TAGS::tech,javascript,refactoring,thoughts COMMENTS::

Refactoring Driven Development

I’m a big believer in code fast, refactor often. You learn more about the product you are trying to build by building it than you do by thinking, and your best bet is to just get it built and then rebuild the broken parts with the knowledge you’ve gained. This philosophy extends beyond just development, as design and product priorities are likely to change as well.

When I first read an explanation of the term refactoring, I remember thinking that it sounded insane. Coding seemed so hard. How could someone get code working and then go back and rewrite it a different way? Why would you do the same work twice? Turns out that refactoring is necessary and fun, so you should just stop worrying and learn to love it. And the number one proven way to not hate refactors, is to code defensively against them. Every line of code you write is either wrong, or eventually going to be wrong. Scripting is different, we’re talking about application development. Code that needs to be supported long-term.

An Experiment in RDD

I’m working on a NodeJS project right now (another static site generator, yes how did you know?), and I’m trying something I’ve been toying with for a long time. Let me explain the problem:

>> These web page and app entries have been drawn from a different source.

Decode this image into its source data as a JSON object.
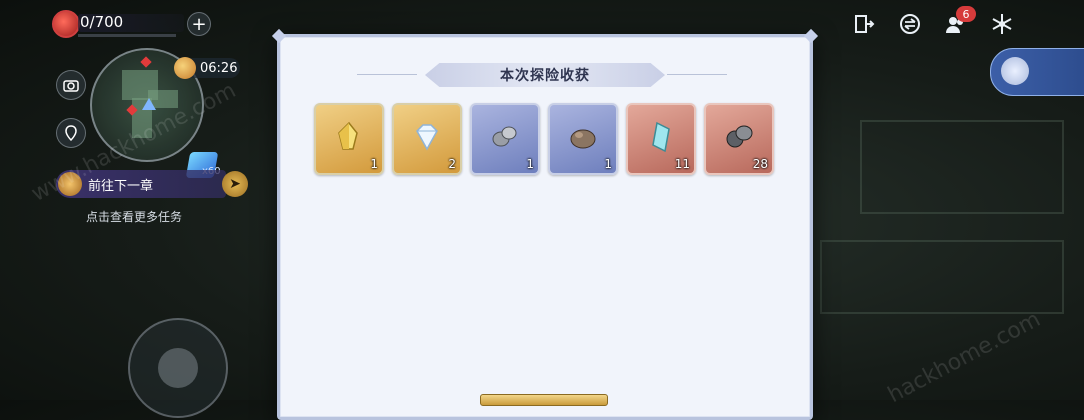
{
  "hud": {
    "resource_value": "0/700",
    "timer": "06:26",
    "quest_label": "前往下一章",
    "quest_hint": "点击查看更多任务",
    "crystal_count": "x60",
    "team_badge": "6"
  },
  "panel": {
    "title": "本次探险收获",
    "items": [
      {
        "name": "gold-crystal",
        "count": "1",
        "rarity": "gold"
      },
      {
        "name": "diamond",
        "count": "2",
        "rarity": "gold"
      },
      {
        "name": "silver-ore",
        "count": "1",
        "rarity": "purple"
      },
      {
        "name": "bronze-ore",
        "count": "1",
        "rarity": "purple"
      },
      {
        "name": "aqua-crystal",
        "count": "11",
        "rarity": "red"
      },
      {
        "name": "iron-ore",
        "count": "28",
        "rarity": "red"
      }
    ]
  },
  "watermark": [
    "www.hackhome.com",
    "hackhome.com"
  ],
  "colors": {
    "gold_card": "#e3b863",
    "purple_card": "#7f8fc6",
    "red_card": "#c98477",
    "panel_bg": "#f1f4fb"
  }
}
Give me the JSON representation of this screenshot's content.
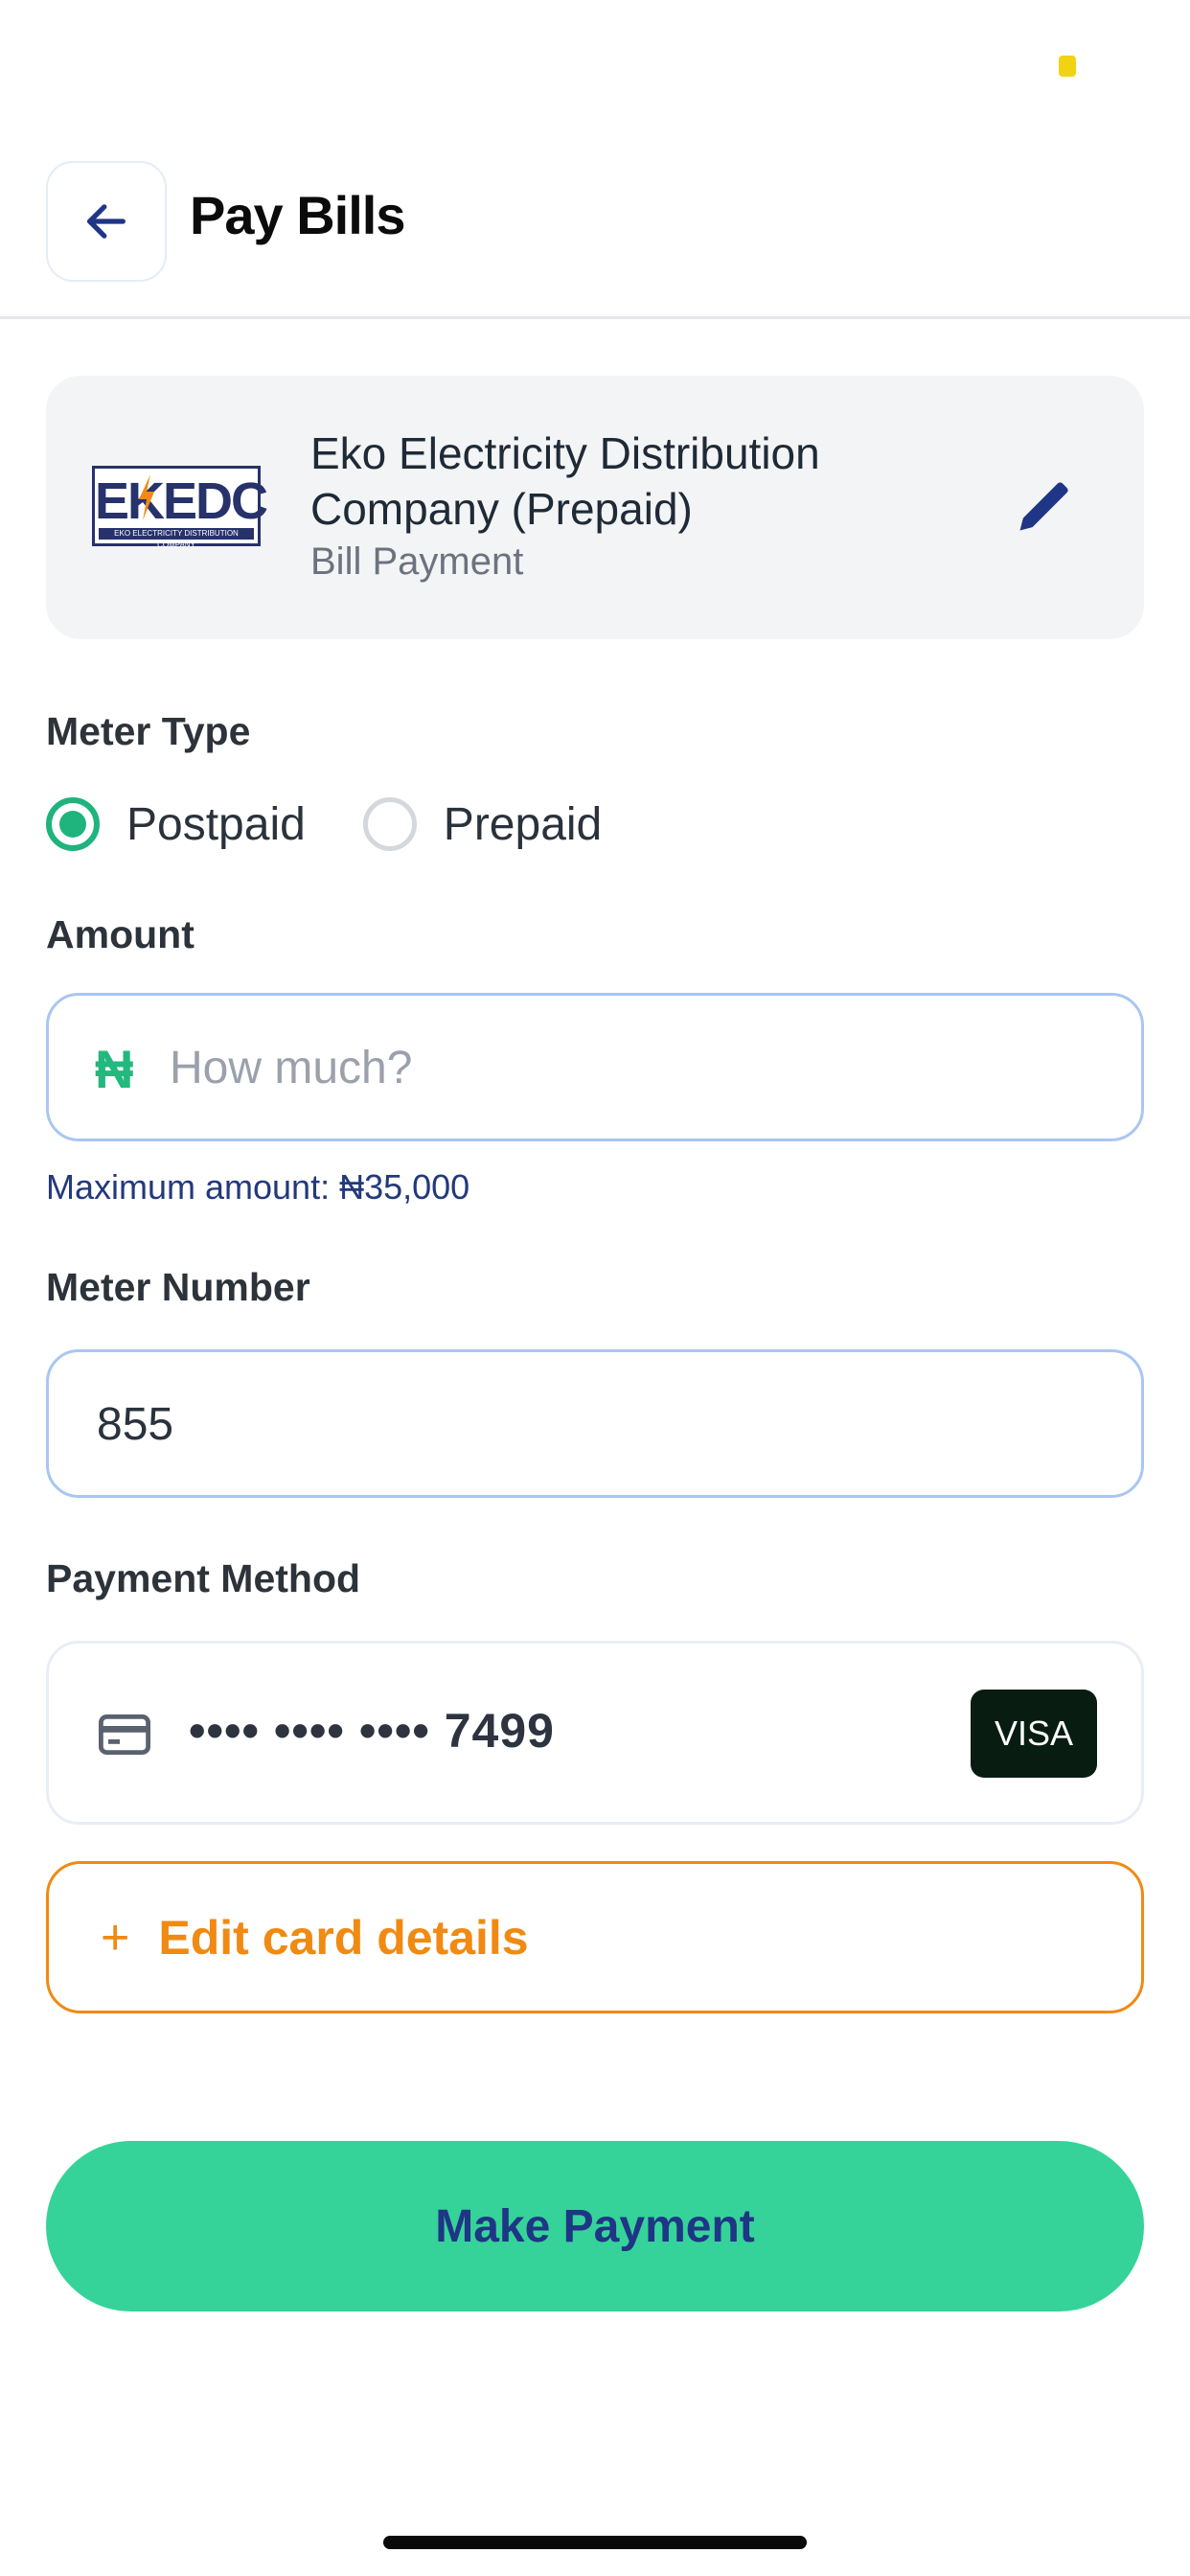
{
  "header": {
    "title": "Pay Bills",
    "back_icon": "arrow-left-icon"
  },
  "biller": {
    "logo_text": "EKEDC",
    "logo_subtext": "EKO ELECTRICITY DISTRIBUTION COMPANY",
    "name": "Eko Electricity Distribution Company (Prepaid)",
    "subtitle": "Bill Payment",
    "edit_icon": "pencil-icon"
  },
  "meter_type": {
    "label": "Meter Type",
    "options": [
      {
        "label": "Postpaid",
        "selected": true
      },
      {
        "label": "Prepaid",
        "selected": false
      }
    ]
  },
  "amount": {
    "label": "Amount",
    "currency_symbol": "₦",
    "placeholder": "How much?",
    "value": "",
    "max_note": "Maximum amount: ₦35,000"
  },
  "meter_number": {
    "label": "Meter Number",
    "value": "855"
  },
  "payment_method": {
    "label": "Payment Method",
    "card_icon": "credit-card-icon",
    "card_number": "•••• •••• •••• 7499",
    "card_brand": "VISA"
  },
  "edit_card": {
    "icon": "plus-icon",
    "label": "Edit card details"
  },
  "submit": {
    "label": "Make Payment"
  },
  "colors": {
    "accent_green": "#35d399",
    "radio_green": "#1fb37e",
    "orange": "#f08a12",
    "navy": "#1f3585",
    "field_border": "#a9c6f3"
  }
}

You build an app, and you need some date functionality, so you bring in DateLib (not a real library). Its hardly a controversial decision, but it might be the right one for you. DateLib is great and quickly it becomes woven into the fabric of your code. Every React component or function with date needs imports DateLib. It’s no big deal.

<Foo>{DateLib(bar).format("dddd, MMMM Do YYYY, h:mm:ss a")}</Foo>

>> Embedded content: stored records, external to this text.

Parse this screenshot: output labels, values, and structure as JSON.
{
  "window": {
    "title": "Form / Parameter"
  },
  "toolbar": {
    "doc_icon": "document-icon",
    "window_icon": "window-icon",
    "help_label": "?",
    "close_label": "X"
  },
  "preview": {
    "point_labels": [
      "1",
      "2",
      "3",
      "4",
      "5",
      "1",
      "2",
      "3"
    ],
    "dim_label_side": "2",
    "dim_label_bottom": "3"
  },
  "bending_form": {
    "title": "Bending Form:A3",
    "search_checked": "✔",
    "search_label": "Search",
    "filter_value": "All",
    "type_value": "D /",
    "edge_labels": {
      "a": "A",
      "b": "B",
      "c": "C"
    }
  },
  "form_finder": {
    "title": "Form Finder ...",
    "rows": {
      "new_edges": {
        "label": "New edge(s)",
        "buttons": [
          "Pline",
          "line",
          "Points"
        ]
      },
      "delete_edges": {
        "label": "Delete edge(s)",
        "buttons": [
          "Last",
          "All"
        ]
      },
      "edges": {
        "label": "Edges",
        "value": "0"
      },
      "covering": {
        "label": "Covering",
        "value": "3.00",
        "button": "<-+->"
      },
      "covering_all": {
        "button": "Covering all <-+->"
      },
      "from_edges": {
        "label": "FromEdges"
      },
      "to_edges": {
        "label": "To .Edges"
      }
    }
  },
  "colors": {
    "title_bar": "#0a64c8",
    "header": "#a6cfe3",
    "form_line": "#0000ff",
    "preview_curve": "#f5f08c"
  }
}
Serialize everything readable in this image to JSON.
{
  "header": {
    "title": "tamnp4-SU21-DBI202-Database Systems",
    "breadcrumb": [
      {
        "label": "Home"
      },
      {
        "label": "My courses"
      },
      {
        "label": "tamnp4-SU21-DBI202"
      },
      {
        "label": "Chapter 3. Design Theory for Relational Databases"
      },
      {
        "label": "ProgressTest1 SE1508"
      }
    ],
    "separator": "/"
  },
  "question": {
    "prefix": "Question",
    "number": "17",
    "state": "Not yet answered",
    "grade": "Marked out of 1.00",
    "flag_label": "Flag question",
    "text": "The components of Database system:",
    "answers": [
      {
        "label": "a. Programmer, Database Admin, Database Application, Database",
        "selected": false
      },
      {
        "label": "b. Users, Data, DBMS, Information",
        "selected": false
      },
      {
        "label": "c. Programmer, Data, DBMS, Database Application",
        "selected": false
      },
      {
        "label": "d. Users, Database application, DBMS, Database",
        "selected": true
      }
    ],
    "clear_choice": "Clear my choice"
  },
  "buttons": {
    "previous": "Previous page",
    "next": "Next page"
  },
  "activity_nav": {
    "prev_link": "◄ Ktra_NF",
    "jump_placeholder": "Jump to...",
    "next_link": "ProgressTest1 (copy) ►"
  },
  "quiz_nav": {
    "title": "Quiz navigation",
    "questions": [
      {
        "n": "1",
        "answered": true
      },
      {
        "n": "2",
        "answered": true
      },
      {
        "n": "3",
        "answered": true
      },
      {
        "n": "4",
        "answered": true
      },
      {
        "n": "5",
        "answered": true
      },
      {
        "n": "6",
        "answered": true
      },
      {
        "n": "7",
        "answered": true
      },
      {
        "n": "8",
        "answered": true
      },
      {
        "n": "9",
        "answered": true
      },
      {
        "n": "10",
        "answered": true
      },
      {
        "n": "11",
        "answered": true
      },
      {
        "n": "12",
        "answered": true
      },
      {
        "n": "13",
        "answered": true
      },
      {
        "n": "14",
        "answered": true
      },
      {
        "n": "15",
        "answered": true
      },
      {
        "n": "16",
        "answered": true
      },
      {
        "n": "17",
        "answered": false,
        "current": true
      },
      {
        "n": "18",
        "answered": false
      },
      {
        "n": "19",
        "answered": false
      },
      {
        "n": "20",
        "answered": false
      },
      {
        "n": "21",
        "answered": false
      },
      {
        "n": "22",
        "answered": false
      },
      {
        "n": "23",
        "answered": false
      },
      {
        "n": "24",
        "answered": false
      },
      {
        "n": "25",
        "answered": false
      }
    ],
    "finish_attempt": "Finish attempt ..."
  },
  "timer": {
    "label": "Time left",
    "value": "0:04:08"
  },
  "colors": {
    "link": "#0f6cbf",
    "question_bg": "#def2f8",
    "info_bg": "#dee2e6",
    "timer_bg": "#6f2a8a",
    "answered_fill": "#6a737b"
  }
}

Some problems I can foresee:

What if you only called each dependency in one file in your entire app. One dependency per file, one file per dependency. I believe this would encourage code that is easier to refactor and build upon. In a new file create some sort of container (object, class, closure, doesn’t matter), and re-export the functionality you actually need in your app. When the time comes to refactor, there will be a clear path. One file with changes to make. Even if that file has 40 methods, they are all in one clear place and not scattered throughout the codebase.

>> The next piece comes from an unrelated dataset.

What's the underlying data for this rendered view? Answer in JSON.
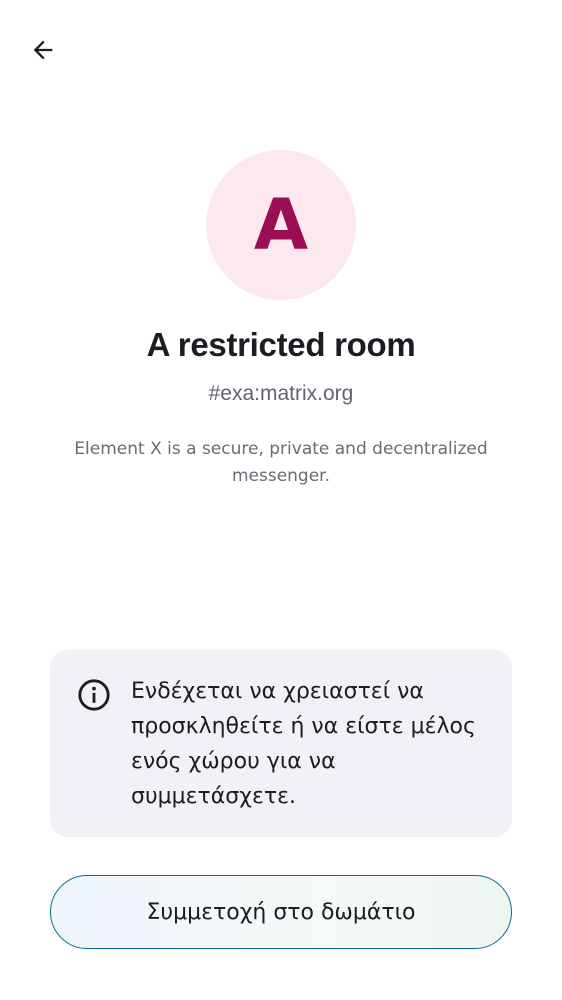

More than that, this pattern encourages better abstractions. Code that is important to your app shouldn’t be reimplemented everywhere. I’m not talking about functions like const getFirstLetter = (str) => str[0];. I couldn’t care less about that stuff becuase your method for getting the first letter is never going to need rethinking.

When you call DateLib().format('MM-DD-YYYY), what are you actually trying to do? There probably is a semantic meaning to that date, which you are failing to express, and because you are failing to express it, you’re never going to reuse it even if you wrap it in a cute reusable function. Crafting meaningful abstractions is a present to future you.

Make Abstractions Introspectable

So, to beat our example to death here, it’s likely that you only need a handful of date formats for a single app. What are you doing that you have 40 different date formats? It increases the cognitive load for using your software, and exponentially increases the cognitive load for developing it. Loading all interactions with DateLib into a single container with methods on it, means that devs can introspect that container, logging it to the console or a debugger and poking at the different methods. This is much simpler than having to go through the DateLib docs all the time.

Make Abstractions Reusable Across Projects

If you find yourself actually creating reusable abstractions, you may find that you are able to pull those out and use them across projects, even if it’s by copy-pasting a single file. How can you reuse 10,000 disparate calls to DateLib().format()?

Make Abstractions Testable

Tests aren’t just is this code doing what its supposed to. I mean they are, obviously, but for me there is a contract between the name of a method and what it’s supposed to be doing. Tests confirm this contract is being held up. Using this method, I can ensure that 100% of my date-formatting functionality is covered in a single test file. Testing this way is actually fun.

Anyway, I’m trying it now, but I’m not ready to open source the code just yet. Curious about other people’s thoughts.